Dr Mark’s The Meaning in a Nutshell

Rolf de Heer (director and co-writer) and David Gulpilil (co-writer), Charlie’s Country (2013)

Directed by Rolf de Heer, and co-written by de Heer with the star of the film David Gulpilil, Charlie’s Country (2013) is a celebration of the acting talent and screen persona of David Gulpilil who is one of Australia’s most   accomplished Aboriginal actors.  The film by de Heer was inspired by the highs and lows of Gulpilil’s extraordinary life and by his (and de Heer’s) political beliefs on Aboriginal identity and self-determination, and on the appropriate relations between the white and black populations.  The film argues that white people have no right to be telling Aborigines what to do and how to live on their own ancestral tribal land. 

The film argues that the Aborigines were unfairly displaced from their ancestral tribal lands by white colonial settlement and then marginalised and oppressed by Australian laws and regulations in a manner that compromised their sense of identity and belonging.  This left the Aboriginal people feeling caught between two worlds and succeeding in neither of them: the bureaucratised, regulated and commercialised world of white civilisation with its unhealthy, sugary, processed supermarket food and the temptations of alcohol, tobacco and illicit drugs; and the world of the tribal Aborigines who value living on their ancestral lands and close to nature as traditional hunter-gatherers and who also value the passing of their tribal traditions on to their young. 

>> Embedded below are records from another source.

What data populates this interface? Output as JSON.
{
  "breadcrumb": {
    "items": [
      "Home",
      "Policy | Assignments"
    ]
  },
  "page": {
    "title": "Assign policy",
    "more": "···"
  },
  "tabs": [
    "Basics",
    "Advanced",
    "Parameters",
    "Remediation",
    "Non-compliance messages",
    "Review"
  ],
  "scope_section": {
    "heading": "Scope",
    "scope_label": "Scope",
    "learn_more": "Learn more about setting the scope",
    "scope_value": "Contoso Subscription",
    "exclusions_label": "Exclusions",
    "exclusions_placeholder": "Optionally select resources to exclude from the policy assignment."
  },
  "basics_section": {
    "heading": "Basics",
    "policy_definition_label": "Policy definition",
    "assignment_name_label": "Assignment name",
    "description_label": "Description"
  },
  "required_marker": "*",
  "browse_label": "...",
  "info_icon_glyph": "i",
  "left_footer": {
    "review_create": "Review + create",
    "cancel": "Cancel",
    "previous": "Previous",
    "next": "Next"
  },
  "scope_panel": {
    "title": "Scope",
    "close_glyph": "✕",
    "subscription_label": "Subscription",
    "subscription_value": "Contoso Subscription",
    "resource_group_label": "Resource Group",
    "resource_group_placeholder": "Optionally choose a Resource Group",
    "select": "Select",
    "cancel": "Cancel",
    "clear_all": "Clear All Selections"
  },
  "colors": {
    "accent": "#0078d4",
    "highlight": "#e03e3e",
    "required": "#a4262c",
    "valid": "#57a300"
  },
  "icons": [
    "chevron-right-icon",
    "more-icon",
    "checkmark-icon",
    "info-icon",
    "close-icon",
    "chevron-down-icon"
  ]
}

The film argues that this process of Aboriginal alienation intensified after 2007 during the period of the Federal Government’s ‘intervention’ into the jurisdiction of the Northern Territory to address the chronic problems of alcoholism, illicit drug abuse, and violence within Aboriginal communities. The film presents the resulting administration of the Aborigines’ lives as intrusive and as at the expense of Aboriginal self-determination.  And it depicts the resulting heavy police presence as oppressive, culturally insensitive, and sometimes violent with the racist attitudes of the police lurking under the surface of polite discourse until the police are provoked to anger and then it is fully revealed.   

The film is in the tradition of post-colonial literature and cinema since it seeks to give expression to what are theoretically considered to be marginalised voices, those of the Aboriginal Australians.  The film challenges what is assumed to be the dominant (white) discourse by presenting an Aboriginal perspective on white settlement and civilisation.  Although de Heer is an Australian of (white) Dutch ancestry, he relied on the Aboriginal actor David Gulpilil to give his film more post-colonial authenticity by incorporating Gulpilil’s own dialogue and attitudes into the story as much as possible.  This included making the film bilingual.  Several Aboriginal characters speak in their own Aboriginal language as well as in English.  Indeed, sometimes the speaking of this Aboriginal language is treated as an act of defiance in the face of oppression by (white) Australian authorities.

Student resources by Dr Mark Lopez

© Mark Lopez 2019 All RIGHTS RESERVED

The purpose of the concise notes of Dr Mark’s The Meaning in a Nutshell is to provide much needed help to students seeking to unlock the meaning of the texts with which they have to deal.  (More elaborate notes are provided in lessons as part of my private tutoring business.) 

Subject: Charlie’s Country meaning, Charlie’s Country themes, Charlie’s Country analysis, Charlie’s Country notes